Troops on streets
More troops on the way...going to 300 people
Upset in Islamic neighborhood
2 doz suspects arrested
6:36 More on EU
6:36 Pope visited Philippines
Express sympathy with typhoon 7K people dead
6:37 Woman killed by scaffolding
Criticism of gay marriage
Praised church birth control
6:38 Solidarity with the poor
Attendance expected to break the record
18 year old boy and 13 year old girl
Modern bonnie and clyde
6:39 Bad comparison. Not killed people
Found in Wal Mart
Last vehicle had 2 handguns
Text he was fine
6:40 Continued
Monday electrical malfunction
Smoke pouring into tunnel
6:41 Not reported for a long time
Radio system was down
30 minutes after smoke, people call 911
200 people trapped
Emergency door not opening
1 woman died
6:42 Could take a year to investigate
Measles outbreak: at least 51 cases
May exclude kids from school
Preview: cosby, condo
6:43 Robitussin
Dr Scholl
Wounded Warrior Project
6:44 ….
6:45 Dog food
Philips Fibergood
NFL Colts/Pats promo
6:46 Cosby demonstration (probably 6 people)
6:47 “What if these allegations aren’t true?”
6:48 Cosby show cancelled
Greg Anthony soliciting prost
6:49 Coach running up score 161-2
Promo: champ
Salonpos pain
COPD medicine Sporiva
6:50 Sporiva continues
6:51 Viagra
Alka seltzer]
6:52 Face the Nation promo
Photo of manhattan from 1.5 mile
Penthouse suite
Onassis notes auction $28K
6:53 Ali 73rd b’day
Promo: priest plan for vets
COPD Symbacort
6:54 Cialis “Get help for an erection lasting more than 4 hours”

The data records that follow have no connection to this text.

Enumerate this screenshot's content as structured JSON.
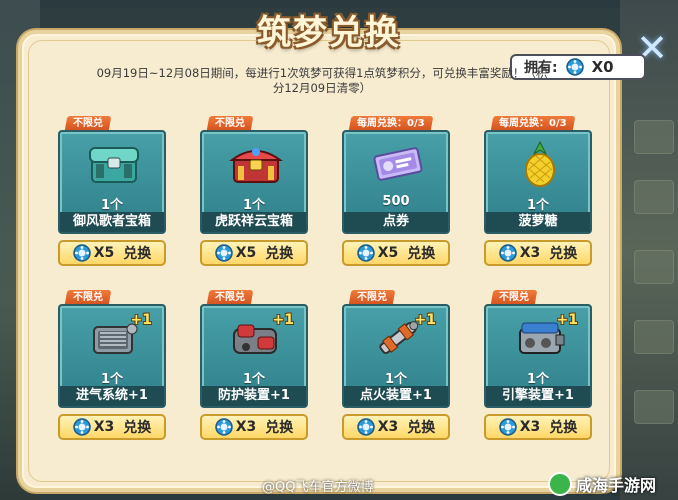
{
  "title": "筑梦兑换",
  "owned": {
    "label": "拥有:",
    "value": "X0"
  },
  "description": "09月19日~12月08日期间，每进行1次筑梦可获得1点筑梦积分，可兑换丰富奖励！（积分12月09日清零）",
  "items": [
    {
      "badge": "不限兑",
      "qty": "1个",
      "name": "御风歌者宝箱",
      "cost": "X5",
      "action": "兑换",
      "art": "chest-teal",
      "plus": ""
    },
    {
      "badge": "不限兑",
      "qty": "1个",
      "name": "虎跃祥云宝箱",
      "cost": "X5",
      "action": "兑换",
      "art": "chest-red",
      "plus": ""
    },
    {
      "badge": "每周兑换：0/3",
      "qty": "500",
      "name": "点券",
      "cost": "X5",
      "action": "兑换",
      "art": "ticket",
      "plus": ""
    },
    {
      "badge": "每周兑换：0/3",
      "qty": "1个",
      "name": "菠萝糖",
      "cost": "X3",
      "action": "兑换",
      "art": "pineapple",
      "plus": ""
    },
    {
      "badge": "不限兑",
      "qty": "1个",
      "name": "进气系统+1",
      "cost": "X3",
      "action": "兑换",
      "art": "intake",
      "plus": "+1"
    },
    {
      "badge": "不限兑",
      "qty": "1个",
      "name": "防护装置+1",
      "cost": "X3",
      "action": "兑换",
      "art": "guard",
      "plus": "+1"
    },
    {
      "badge": "不限兑",
      "qty": "1个",
      "name": "点火装置+1",
      "cost": "X3",
      "action": "兑换",
      "art": "ignition",
      "plus": "+1"
    },
    {
      "badge": "不限兑",
      "qty": "1个",
      "name": "引擎装置+1",
      "cost": "X3",
      "action": "兑换",
      "art": "engine",
      "plus": "+1"
    }
  ],
  "watermark": "@QQ飞车官方微博",
  "watermark2": "咸海手游网"
}
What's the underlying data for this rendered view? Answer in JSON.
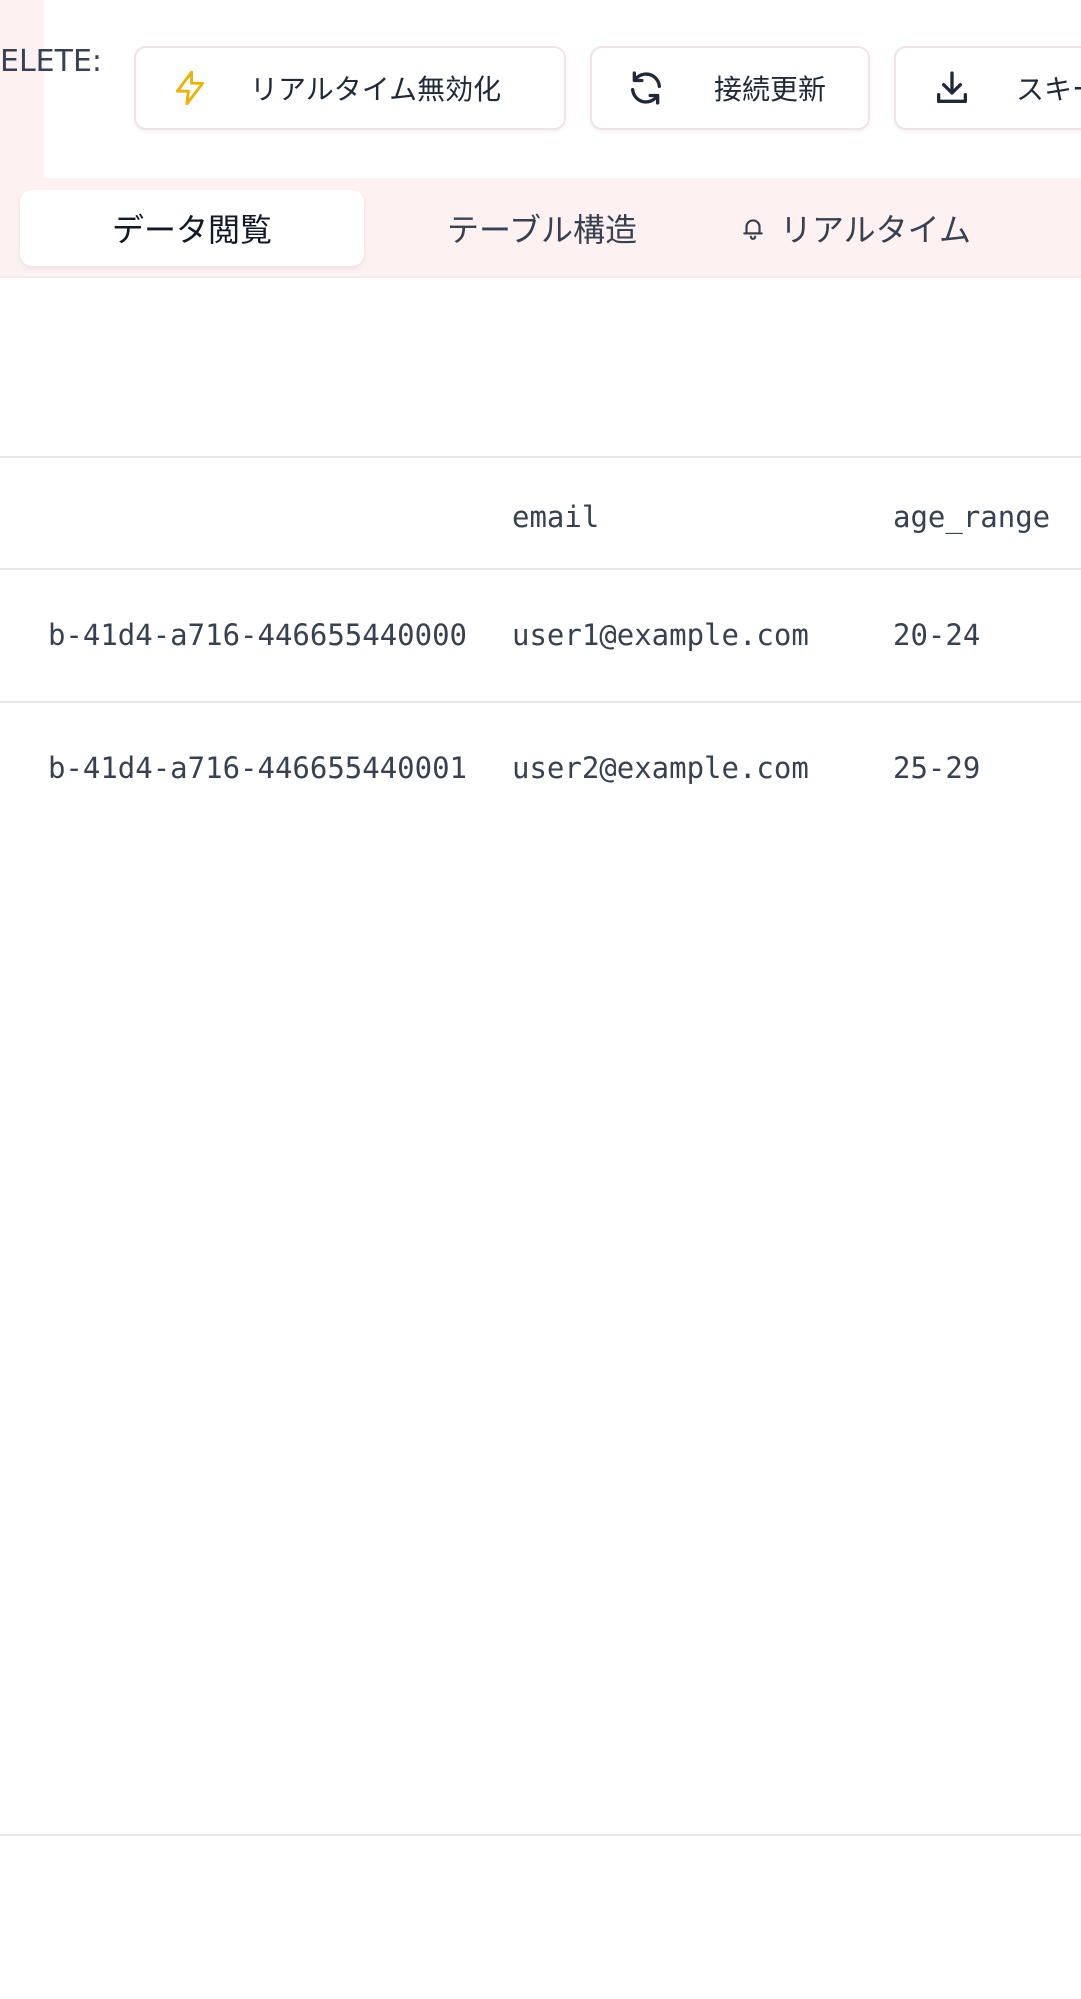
{
  "toolbar": {
    "delete_label": "ELETE:",
    "realtime_disable_label": "リアルタイム無効化",
    "refresh_connection_label": "接続更新",
    "export_schema_label": "スキー",
    "colors": {
      "bolt_icon": "#eab308",
      "border": "#f1e3e3",
      "tint": "#fdf1f1"
    }
  },
  "tabs": [
    {
      "label": "データ閲覧",
      "active": true
    },
    {
      "label": "テーブル構造",
      "active": false
    },
    {
      "label": "リアルタイム",
      "active": false,
      "icon": "bell-icon"
    }
  ],
  "table": {
    "columns": [
      "",
      "email",
      "age_range"
    ],
    "rows": [
      {
        "id": "b-41d4-a716-446655440000",
        "email": "user1@example.com",
        "age_range": "20-24"
      },
      {
        "id": "b-41d4-a716-446655440001",
        "email": "user2@example.com",
        "age_range": "25-29"
      }
    ]
  }
}
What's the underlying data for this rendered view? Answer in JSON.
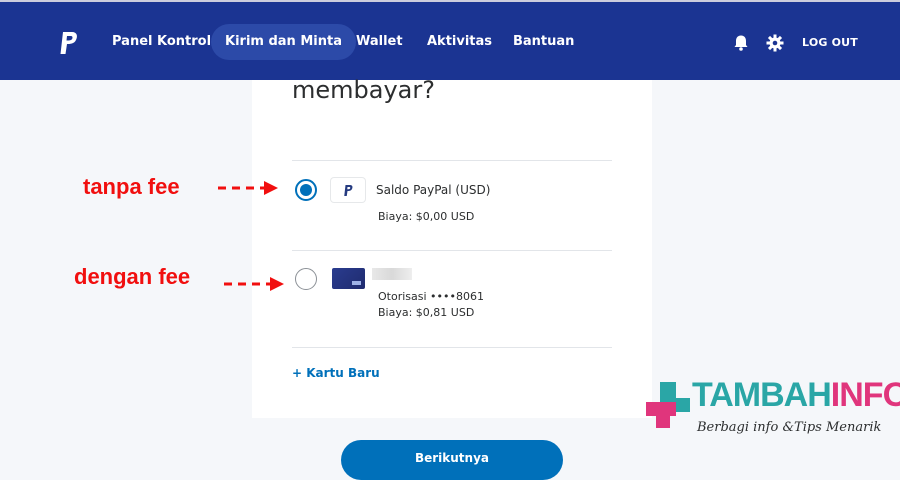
{
  "nav": {
    "items": [
      {
        "label": "Panel Kontrol"
      },
      {
        "label": "Kirim dan Minta"
      },
      {
        "label": "Wallet"
      },
      {
        "label": "Aktivitas"
      },
      {
        "label": "Bantuan"
      }
    ],
    "logout_label": "LOG OUT",
    "icons": [
      "paypal-logo-icon",
      "bell-icon",
      "gear-icon"
    ]
  },
  "main": {
    "heading": "membayar?",
    "options": [
      {
        "name": "Saldo PayPal (USD)",
        "fee": "Biaya: $0,00 USD",
        "selected": true
      },
      {
        "auth": "Otorisasi ••••8061",
        "fee": "Biaya: $0,81 USD",
        "selected": false
      }
    ],
    "add_card_label": "+ Kartu Baru",
    "next_button_label": "Berikutnya"
  },
  "annotations": {
    "no_fee": "tanpa fee",
    "with_fee": "dengan fee"
  },
  "watermark": {
    "brand_part1": "TAMBAH",
    "brand_part2": "INFO",
    "tagline": "Berbagi info &Tips Menarik"
  },
  "colors": {
    "nav_bg": "#1b3492",
    "accent": "#0070ba",
    "annotation": "#f10f0f",
    "brand_teal": "#2aa6a6",
    "brand_pink": "#e0357c"
  }
}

Medifacts Dulcalax laxative
:55 Coricidin HPB
CBS live digital network
:56 Dogtag bakery
:58 continuing…